[Stored items]

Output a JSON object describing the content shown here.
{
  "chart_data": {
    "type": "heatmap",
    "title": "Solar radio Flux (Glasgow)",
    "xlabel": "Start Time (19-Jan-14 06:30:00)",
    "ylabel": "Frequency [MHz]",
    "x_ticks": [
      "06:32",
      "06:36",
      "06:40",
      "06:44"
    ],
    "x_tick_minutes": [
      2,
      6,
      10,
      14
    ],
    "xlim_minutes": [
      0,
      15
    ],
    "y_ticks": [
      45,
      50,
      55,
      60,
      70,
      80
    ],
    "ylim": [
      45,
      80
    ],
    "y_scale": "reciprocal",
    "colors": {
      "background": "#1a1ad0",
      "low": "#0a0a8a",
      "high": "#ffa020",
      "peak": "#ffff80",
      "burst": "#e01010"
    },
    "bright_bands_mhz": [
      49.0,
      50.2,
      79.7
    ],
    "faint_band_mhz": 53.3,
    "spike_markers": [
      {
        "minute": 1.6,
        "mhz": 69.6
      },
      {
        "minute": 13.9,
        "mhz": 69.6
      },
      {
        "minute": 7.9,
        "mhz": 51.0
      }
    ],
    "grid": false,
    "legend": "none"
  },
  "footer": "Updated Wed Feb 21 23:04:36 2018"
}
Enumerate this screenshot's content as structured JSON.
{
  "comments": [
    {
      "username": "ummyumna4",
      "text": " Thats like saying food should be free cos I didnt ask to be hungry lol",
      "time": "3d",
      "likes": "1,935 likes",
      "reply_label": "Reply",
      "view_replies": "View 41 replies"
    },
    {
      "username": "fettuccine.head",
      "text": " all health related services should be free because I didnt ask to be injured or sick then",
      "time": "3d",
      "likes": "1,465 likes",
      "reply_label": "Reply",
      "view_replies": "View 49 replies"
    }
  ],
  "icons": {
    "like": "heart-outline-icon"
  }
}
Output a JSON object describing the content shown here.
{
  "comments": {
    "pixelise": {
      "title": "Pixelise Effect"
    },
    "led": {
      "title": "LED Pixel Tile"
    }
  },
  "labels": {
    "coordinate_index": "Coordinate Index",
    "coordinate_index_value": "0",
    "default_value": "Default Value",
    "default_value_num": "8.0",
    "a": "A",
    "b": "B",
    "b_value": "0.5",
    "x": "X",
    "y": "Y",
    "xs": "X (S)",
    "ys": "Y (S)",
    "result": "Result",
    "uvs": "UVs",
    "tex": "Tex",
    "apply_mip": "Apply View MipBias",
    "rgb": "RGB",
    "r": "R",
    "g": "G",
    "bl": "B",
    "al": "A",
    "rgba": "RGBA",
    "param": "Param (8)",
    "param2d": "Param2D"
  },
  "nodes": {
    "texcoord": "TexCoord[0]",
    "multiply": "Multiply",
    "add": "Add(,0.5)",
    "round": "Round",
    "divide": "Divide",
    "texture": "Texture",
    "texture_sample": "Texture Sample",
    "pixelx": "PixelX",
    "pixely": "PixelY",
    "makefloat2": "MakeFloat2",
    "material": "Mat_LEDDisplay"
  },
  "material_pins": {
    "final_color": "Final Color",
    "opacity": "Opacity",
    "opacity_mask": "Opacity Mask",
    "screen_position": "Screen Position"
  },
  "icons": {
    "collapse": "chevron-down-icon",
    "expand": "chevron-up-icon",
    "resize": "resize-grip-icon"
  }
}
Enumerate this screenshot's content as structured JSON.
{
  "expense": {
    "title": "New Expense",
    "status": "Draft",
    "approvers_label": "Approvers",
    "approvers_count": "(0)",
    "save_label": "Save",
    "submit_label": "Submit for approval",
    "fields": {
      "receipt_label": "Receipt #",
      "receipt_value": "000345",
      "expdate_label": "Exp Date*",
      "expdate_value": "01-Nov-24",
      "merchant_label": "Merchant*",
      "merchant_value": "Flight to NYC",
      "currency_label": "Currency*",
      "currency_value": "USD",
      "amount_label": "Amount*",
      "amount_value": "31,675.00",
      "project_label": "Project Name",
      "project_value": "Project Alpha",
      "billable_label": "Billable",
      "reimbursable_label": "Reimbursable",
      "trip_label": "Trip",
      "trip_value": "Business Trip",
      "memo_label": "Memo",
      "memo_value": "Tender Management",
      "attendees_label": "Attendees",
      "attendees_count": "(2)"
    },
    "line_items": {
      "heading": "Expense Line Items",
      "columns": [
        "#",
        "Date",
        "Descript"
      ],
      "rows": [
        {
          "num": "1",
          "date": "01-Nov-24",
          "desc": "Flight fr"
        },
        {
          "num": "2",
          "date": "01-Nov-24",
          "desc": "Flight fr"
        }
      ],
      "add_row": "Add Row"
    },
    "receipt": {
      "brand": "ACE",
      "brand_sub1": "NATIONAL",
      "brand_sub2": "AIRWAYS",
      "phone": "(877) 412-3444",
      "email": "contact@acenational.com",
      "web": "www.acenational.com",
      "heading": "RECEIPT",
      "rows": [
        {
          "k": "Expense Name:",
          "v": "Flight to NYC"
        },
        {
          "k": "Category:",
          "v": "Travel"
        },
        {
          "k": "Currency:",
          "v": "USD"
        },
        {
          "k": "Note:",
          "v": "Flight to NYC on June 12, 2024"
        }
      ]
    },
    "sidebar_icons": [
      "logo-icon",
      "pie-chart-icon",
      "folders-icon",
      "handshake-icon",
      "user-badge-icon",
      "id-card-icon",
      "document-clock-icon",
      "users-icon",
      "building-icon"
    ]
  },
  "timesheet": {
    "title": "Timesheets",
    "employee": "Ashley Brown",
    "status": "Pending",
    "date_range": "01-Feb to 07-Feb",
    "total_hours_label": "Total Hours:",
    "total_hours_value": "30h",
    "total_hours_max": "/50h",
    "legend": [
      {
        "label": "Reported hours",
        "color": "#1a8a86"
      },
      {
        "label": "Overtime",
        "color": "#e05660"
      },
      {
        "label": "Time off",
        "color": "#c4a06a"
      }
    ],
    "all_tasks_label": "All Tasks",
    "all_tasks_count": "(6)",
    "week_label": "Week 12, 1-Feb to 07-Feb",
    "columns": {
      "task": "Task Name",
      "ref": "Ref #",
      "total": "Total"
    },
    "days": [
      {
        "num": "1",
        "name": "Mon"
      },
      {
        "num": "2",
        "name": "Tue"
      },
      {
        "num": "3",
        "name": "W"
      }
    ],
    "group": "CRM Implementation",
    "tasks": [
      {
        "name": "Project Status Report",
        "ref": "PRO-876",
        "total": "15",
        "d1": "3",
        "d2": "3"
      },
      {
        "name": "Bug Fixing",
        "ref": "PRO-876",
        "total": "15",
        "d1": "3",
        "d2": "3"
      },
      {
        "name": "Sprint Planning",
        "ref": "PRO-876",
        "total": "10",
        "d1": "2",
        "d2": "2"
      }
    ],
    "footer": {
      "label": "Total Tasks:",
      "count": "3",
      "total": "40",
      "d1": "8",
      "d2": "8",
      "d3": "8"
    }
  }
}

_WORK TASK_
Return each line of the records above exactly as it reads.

_REPLY TO THE EXERCISE_
Output a JSON object describing the content shown here.
{
  "chart_data": {
    "type": "heatmap",
    "title": "Solar radio Flux (Glasgow)",
    "xlabel": "Start Time (19-Jan-14 06:30:00)",
    "ylabel": "Frequency [MHz]",
    "x_ticks": [
      "06:32",
      "06:36",
      "06:40",
      "06:44"
    ],
    "x_tick_minutes": [
      2,
      6,
      10,
      14
    ],
    "xlim_minutes": [
      0,
      15
    ],
    "y_ticks": [
      45,
      50,
      55,
      60,
      70,
      80
    ],
    "ylim": [
      45,
      80
    ],
    "y_scale": "reciprocal",
    "colors": {
      "background": "#1a1ad0",
      "low": "#0a0a8a",
      "high": "#ffa020",
      "peak": "#ffff80",
      "burst": "#e01010"
    },
    "bright_bands_mhz": [
      49.0,
      50.2,
      79.7
    ],
    "faint_band_mhz": 53.3,
    "spike_markers": [
      {
        "minute": 1.6,
        "mhz": 69.6
      },
      {
        "minute": 13.9,
        "mhz": 69.6
      },
      {
        "minute": 7.9,
        "mhz": 51.0
      }
    ],
    "grid": false,
    "legend": "none"
  },
  "footer": "Updated Wed Feb 21 23:04:36 2018"
}
Enumerate this screenshot's content as structured JSON.
{
  "comments": [
    {
      "username": "ummyumna4",
      "text": " Thats like saying food should be free cos I didnt ask to be hungry lol",
      "time": "3d",
      "likes": "1,935 likes",
      "reply_label": "Reply",
      "view_replies": "View 41 replies"
    },
    {
      "username": "fettuccine.head",
      "text": " all health related services should be free because I didnt ask to be injured or sick then",
      "time": "3d",
      "likes": "1,465 likes",
      "reply_label": "Reply",
      "view_replies": "View 49 replies"
    }
  ],
  "icons": {
    "like": "heart-outline-icon"
  }
}
Output a JSON object describing the content shown here.
{
  "comments": {
    "pixelise": {
      "title": "Pixelise Effect"
    },
    "led": {
      "title": "LED Pixel Tile"
    }
  },
  "labels": {
    "coordinate_index": "Coordinate Index",
    "coordinate_index_value": "0",
    "default_value": "Default Value",
    "default_value_num": "8.0",
    "a": "A",
    "b": "B",
    "b_value": "0.5",
    "x": "X",
    "y": "Y",
    "xs": "X (S)",
    "ys": "Y (S)",
    "result": "Result",
    "uvs": "UVs",
    "tex": "Tex",
    "apply_mip": "Apply View MipBias",
    "rgb": "RGB",
    "r": "R",
    "g": "G",
    "bl": "B",
    "al": "A",
    "rgba": "RGBA",
    "param": "Param (8)",
    "param2d": "Param2D"
  },
  "nodes": {
    "texcoord": "TexCoord[0]",
    "multiply": "Multiply",
    "add": "Add(,0.5)",
    "round": "Round",
    "divide": "Divide",
    "texture": "Texture",
    "texture_sample": "Texture Sample",
    "pixelx": "PixelX",
    "pixely": "PixelY",
    "makefloat2": "MakeFloat2",
    "material": "Mat_LEDDisplay"
  },
  "material_pins": {
    "final_color": "Final Color",
    "opacity": "Opacity",
    "opacity_mask": "Opacity Mask",
    "screen_position": "Screen Position"
  },
  "icons": {
    "collapse": "chevron-down-icon",
    "expand": "chevron-up-icon",
    "resize": "resize-grip-icon"
  }
}
Enumerate this screenshot's content as structured JSON.
{
  "expense": {
    "title": "New Expense",
    "status": "Draft",
    "approvers_label": "Approvers",
    "approvers_count": "(0)",
    "save_label": "Save",
    "submit_label": "Submit for approval",
    "fields": {
      "receipt_label": "Receipt #",
      "receipt_value": "000345",
      "expdate_label": "Exp Date*",
      "expdate_value": "01-Nov-24",
      "merchant_label": "Merchant*",
      "merchant_value": "Flight to NYC",
      "currency_label": "Currency*",
      "currency_value": "USD",
      "amount_label": "Amount*",
      "amount_value": "31,675.00",
      "project_label": "Project Name",
      "project_value": "Project Alpha",
      "billable_label": "Billable",
      "reimbursable_label": "Reimbursable",
      "trip_label": "Trip",
      "trip_value": "Business Trip",
      "memo_label": "Memo",
      "memo_value": "Tender Management",
      "attendees_label": "Attendees",
      "attendees_count": "(2)"
    },
    "line_items": {
      "heading": "Expense Line Items",
      "columns": [
        "#",
        "Date",
        "Descript"
      ],
      "rows": [
        {
          "num": "1",
          "date": "01-Nov-24",
          "desc": "Flight fr"
        },
        {
          "num": "2",
          "date": "01-Nov-24",
          "desc": "Flight fr"
        }
      ],
      "add_row": "Add Row"
    },
    "receipt": {
      "brand": "ACE",
      "brand_sub1": "NATIONAL",
      "brand_sub2": "AIRWAYS",
      "phone": "(877) 412-3444",
      "email": "contact@acenational.com",
      "web": "www.acenational.com",
      "heading": "RECEIPT",
      "rows": [
        {
          "k": "Expense Name:",
          "v": "Flight to NYC"
        },
        {
          "k": "Category:",
          "v": "Travel"
        },
        {
          "k": "Currency:",
          "v": "USD"
        },
        {
          "k": "Note:",
          "v": "Flight to NYC on June 12, 2024"
        }
      ]
    },
    "sidebar_icons": [
      "logo-icon",
      "pie-chart-icon",
      "folders-icon",
      "handshake-icon",
      "user-badge-icon",
      "id-card-icon",
      "document-clock-icon",
      "users-icon",
      "building-icon"
    ]
  },
  "timesheet": {
    "title": "Timesheets",
    "employee": "Ashley Brown",
    "status": "Pending",
    "date_range": "01-Feb to 07-Feb",
    "total_hours_label": "Total Hours:",
    "total_hours_value": "30h",
    "total_hours_max": "/50h",
    "legend": [
      {
        "label": "Reported hours",
        "color": "#1a8a86"
      },
      {
        "label": "Overtime",
        "color": "#e05660"
      },
      {
        "label": "Time off",
        "color": "#c4a06a"
      }
    ],
    "all_tasks_label": "All Tasks",
    "all_tasks_count": "(6)",
    "week_label": "Week 12, 1-Feb to 07-Feb",
    "columns": {
      "task": "Task Name",
      "ref": "Ref #",
      "total": "Total"
    },
    "days": [
      {
        "num": "1",
        "name": "Mon"
      },
      {
        "num": "2",
        "name": "Tue"
      },
      {
        "num": "3",
        "name": "W"
      }
    ],
    "group": "CRM Implementation",
    "tasks": [
      {
        "name": "Project Status Report",
        "ref": "PRO-876",
        "total": "15",
        "d1": "3",
        "d2": "3"
      },
      {
        "name": "Bug Fixing",
        "ref": "PRO-876",
        "total": "15",
        "d1": "3",
        "d2": "3"
      },
      {
        "name": "Sprint Planning",
        "ref": "PRO-876",
        "total": "10",
        "d1": "2",
        "d2": "2"
      }
    ],
    "footer": {
      "label": "Total Tasks:",
      "count": "3",
      "total": "40",
      "d1": "8",
      "d2": "8",
      "d3": "8"
    }
  }
}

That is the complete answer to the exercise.